Exercise
Check each line of the listing below for the string "Aralık", and copy the ones that have it.

Information provided
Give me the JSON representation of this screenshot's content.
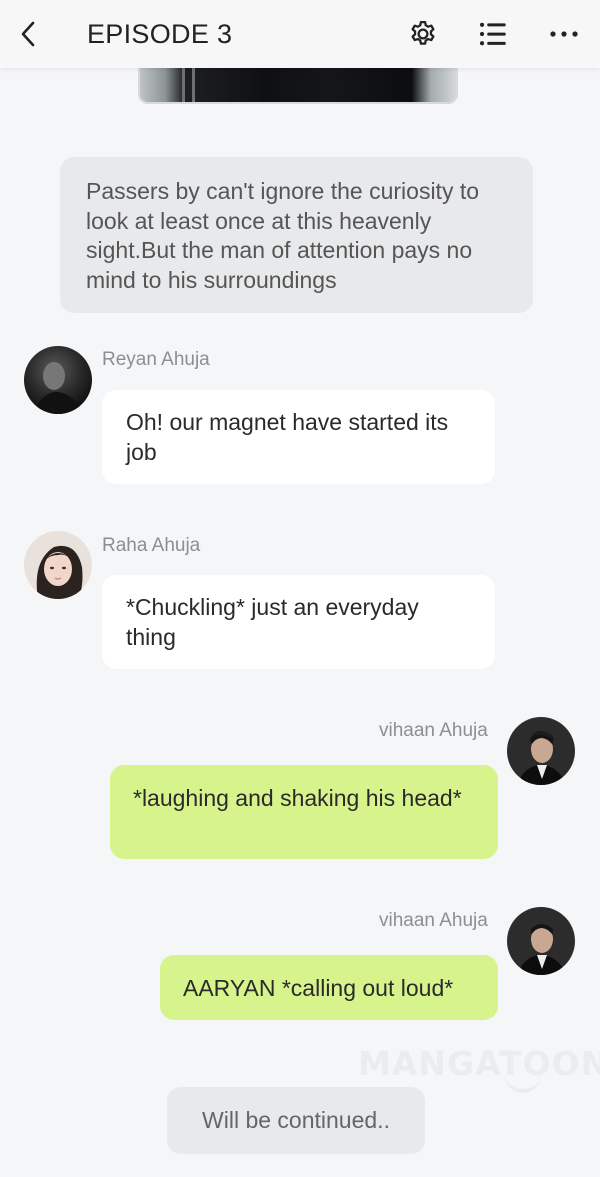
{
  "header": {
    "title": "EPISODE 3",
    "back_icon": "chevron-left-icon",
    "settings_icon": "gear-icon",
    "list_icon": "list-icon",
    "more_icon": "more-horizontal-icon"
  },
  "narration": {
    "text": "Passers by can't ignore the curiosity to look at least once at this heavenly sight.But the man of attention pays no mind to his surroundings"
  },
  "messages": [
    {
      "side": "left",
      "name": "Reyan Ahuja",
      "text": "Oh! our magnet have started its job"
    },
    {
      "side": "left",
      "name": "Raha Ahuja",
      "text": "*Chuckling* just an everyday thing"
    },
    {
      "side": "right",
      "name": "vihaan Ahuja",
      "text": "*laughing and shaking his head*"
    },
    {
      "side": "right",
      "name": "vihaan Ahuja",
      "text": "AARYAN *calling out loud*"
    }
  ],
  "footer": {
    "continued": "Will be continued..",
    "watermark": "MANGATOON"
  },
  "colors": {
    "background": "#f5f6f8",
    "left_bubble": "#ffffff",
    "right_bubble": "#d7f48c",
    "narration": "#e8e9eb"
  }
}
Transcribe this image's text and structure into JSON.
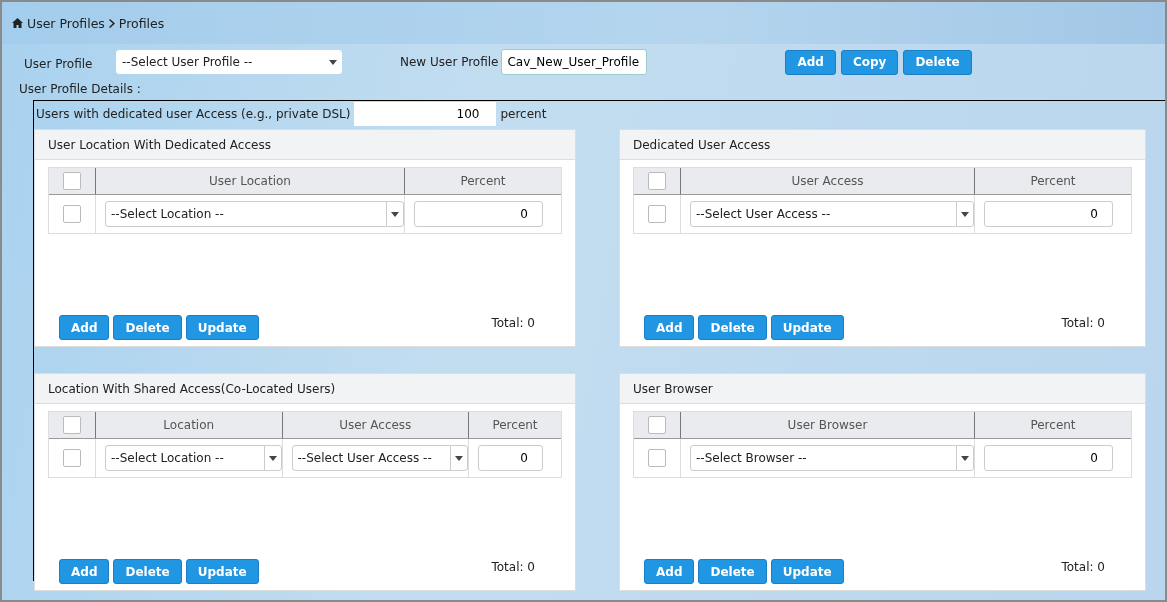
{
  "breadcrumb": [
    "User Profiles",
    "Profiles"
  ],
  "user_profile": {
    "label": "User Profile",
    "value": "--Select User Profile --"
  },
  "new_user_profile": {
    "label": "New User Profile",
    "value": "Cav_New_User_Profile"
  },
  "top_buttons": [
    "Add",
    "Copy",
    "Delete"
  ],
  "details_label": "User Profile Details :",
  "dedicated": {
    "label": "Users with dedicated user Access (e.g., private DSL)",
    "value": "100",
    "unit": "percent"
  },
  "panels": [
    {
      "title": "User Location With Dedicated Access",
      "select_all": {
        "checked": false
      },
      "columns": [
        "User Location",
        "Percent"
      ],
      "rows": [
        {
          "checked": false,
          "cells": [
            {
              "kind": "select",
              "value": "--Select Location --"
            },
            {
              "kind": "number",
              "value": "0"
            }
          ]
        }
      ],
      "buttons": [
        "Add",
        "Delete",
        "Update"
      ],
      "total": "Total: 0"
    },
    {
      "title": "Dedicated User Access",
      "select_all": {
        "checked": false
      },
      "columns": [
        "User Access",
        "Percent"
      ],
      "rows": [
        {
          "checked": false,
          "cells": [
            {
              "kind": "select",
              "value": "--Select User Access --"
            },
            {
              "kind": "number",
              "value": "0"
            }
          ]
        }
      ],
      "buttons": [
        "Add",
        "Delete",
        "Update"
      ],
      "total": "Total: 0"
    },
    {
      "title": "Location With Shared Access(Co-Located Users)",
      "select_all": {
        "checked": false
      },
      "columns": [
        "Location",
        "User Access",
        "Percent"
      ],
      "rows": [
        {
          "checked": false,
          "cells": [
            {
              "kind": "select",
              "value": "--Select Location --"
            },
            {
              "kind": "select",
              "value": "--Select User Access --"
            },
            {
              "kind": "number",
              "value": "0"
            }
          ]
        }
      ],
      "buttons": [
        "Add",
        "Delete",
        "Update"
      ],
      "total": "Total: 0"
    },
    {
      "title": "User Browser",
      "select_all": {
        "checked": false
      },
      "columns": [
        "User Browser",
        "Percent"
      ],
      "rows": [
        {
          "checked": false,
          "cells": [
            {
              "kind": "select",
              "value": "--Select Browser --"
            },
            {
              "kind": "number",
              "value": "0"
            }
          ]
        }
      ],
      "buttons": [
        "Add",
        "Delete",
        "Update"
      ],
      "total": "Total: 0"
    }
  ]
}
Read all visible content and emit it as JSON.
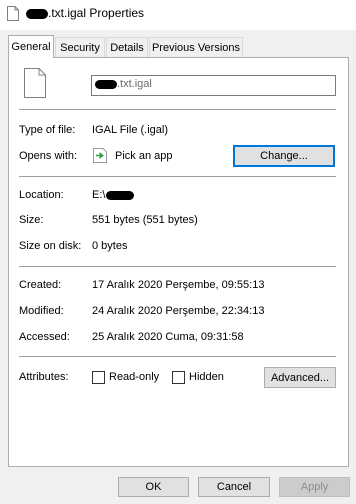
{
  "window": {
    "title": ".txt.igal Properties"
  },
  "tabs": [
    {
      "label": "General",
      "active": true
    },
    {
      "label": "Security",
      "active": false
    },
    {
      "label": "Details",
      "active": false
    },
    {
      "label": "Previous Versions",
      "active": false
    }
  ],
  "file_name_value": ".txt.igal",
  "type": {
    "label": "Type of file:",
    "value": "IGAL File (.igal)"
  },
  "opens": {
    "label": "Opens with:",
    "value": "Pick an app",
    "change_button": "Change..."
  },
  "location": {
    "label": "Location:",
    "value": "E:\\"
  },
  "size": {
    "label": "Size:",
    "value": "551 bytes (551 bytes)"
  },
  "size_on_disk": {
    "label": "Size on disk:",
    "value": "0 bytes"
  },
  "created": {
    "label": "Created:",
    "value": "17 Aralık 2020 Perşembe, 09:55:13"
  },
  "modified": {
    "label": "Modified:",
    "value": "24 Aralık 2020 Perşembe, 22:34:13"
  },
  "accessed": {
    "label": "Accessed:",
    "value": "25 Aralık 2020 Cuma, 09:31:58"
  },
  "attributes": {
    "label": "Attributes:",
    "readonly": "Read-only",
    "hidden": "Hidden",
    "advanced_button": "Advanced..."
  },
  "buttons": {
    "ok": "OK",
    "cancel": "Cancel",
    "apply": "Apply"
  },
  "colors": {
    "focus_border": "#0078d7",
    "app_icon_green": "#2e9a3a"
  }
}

Output below
    "value": "17 Aralık 2020 Perşembe, 09:55:13"
    "value": "24 Aralık 2020 Perşembe, 22:34:13"
    "value": "25 Aralık 2020 Cuma, 09:31:58"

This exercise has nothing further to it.